Would you mind restating all of the records word for word, skipping the pictures?

--- Data to use Enclosed Below ---

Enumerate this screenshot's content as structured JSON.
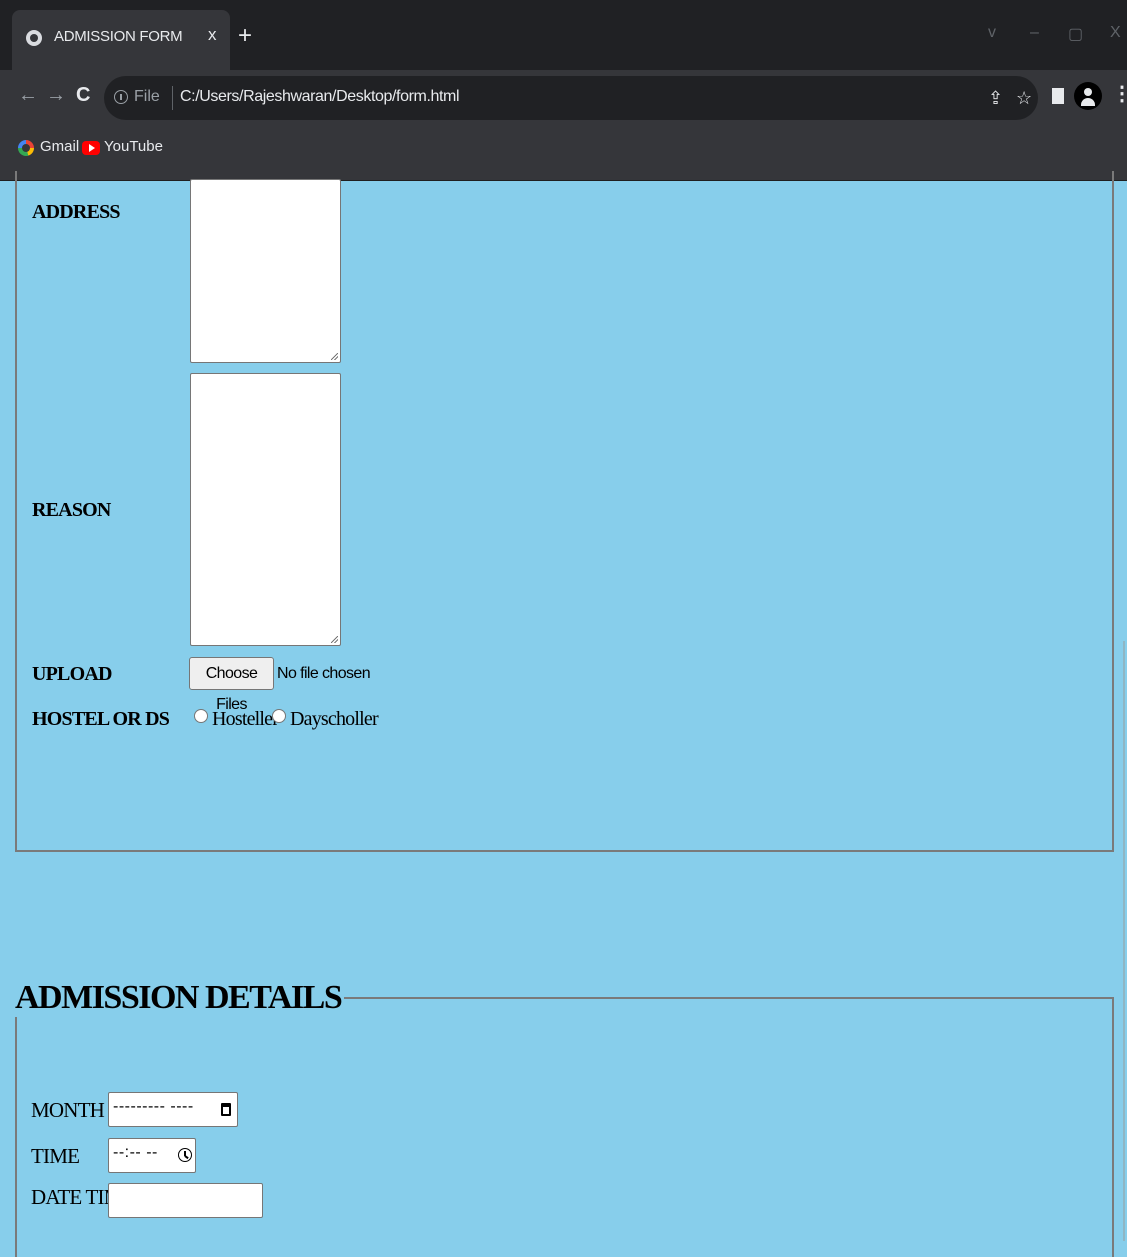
{
  "browser": {
    "tab_title": "ADMISSION FORM",
    "tab_close": "x",
    "new_tab": "+",
    "window_controls": [
      "v",
      "–",
      "▢",
      "X"
    ],
    "nav": {
      "back": "←",
      "forward": "→",
      "reload": "C"
    },
    "address_bar": {
      "scheme_label": "File",
      "url": "C:/Users/Rajeshwaran/Desktop/form.html"
    },
    "icons": {
      "share": "⇪",
      "bookmark_star": "☆",
      "menu": "⋮"
    },
    "bookmarks": [
      {
        "label": "Gmail",
        "icon": "google-icon"
      },
      {
        "label": "YouTube",
        "icon": "youtube-icon"
      }
    ]
  },
  "form": {
    "address_label": "ADDRESS",
    "reason_label": "REASON",
    "upload_label": "UPLOAD",
    "upload_button": "Choose Files",
    "upload_status": "No file chosen",
    "hostel_label": "HOSTEL OR DS",
    "hostel_options": [
      "Hosteller",
      "Dayscholler"
    ]
  },
  "admission": {
    "legend": "ADMISSION DETAILS",
    "month_label": "MONTH",
    "month_value": "--------- ----",
    "time_label": "TIME",
    "time_value": "--:-- --",
    "datetime_label": "DATE TIME"
  }
}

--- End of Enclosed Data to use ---

(Exercise solution):
Enumerate this screenshot's content as structured JSON.
{
  "browser": {
    "tab_title": "ADMISSION FORM",
    "tab_close": "x",
    "new_tab": "+",
    "window_controls": [
      "v",
      "–",
      "▢",
      "X"
    ],
    "nav": {
      "back": "←",
      "forward": "→",
      "reload": "C"
    },
    "address_bar": {
      "scheme_label": "File",
      "url": "C:/Users/Rajeshwaran/Desktop/form.html"
    },
    "icons": {
      "share": "⇪",
      "bookmark_star": "☆",
      "menu": "⋮"
    },
    "bookmarks": [
      {
        "label": "Gmail",
        "icon": "google-icon"
      },
      {
        "label": "YouTube",
        "icon": "youtube-icon"
      }
    ]
  },
  "form": {
    "address_label": "ADDRESS",
    "reason_label": "REASON",
    "upload_label": "UPLOAD",
    "upload_button": "Choose Files",
    "upload_status": "No file chosen",
    "hostel_label": "HOSTEL OR DS",
    "hostel_options": [
      "Hosteller",
      "Dayscholler"
    ]
  },
  "admission": {
    "legend": "ADMISSION DETAILS",
    "month_label": "MONTH",
    "month_value": "--------- ----",
    "time_label": "TIME",
    "time_value": "--:-- --",
    "datetime_label": "DATE TIME"
  }
}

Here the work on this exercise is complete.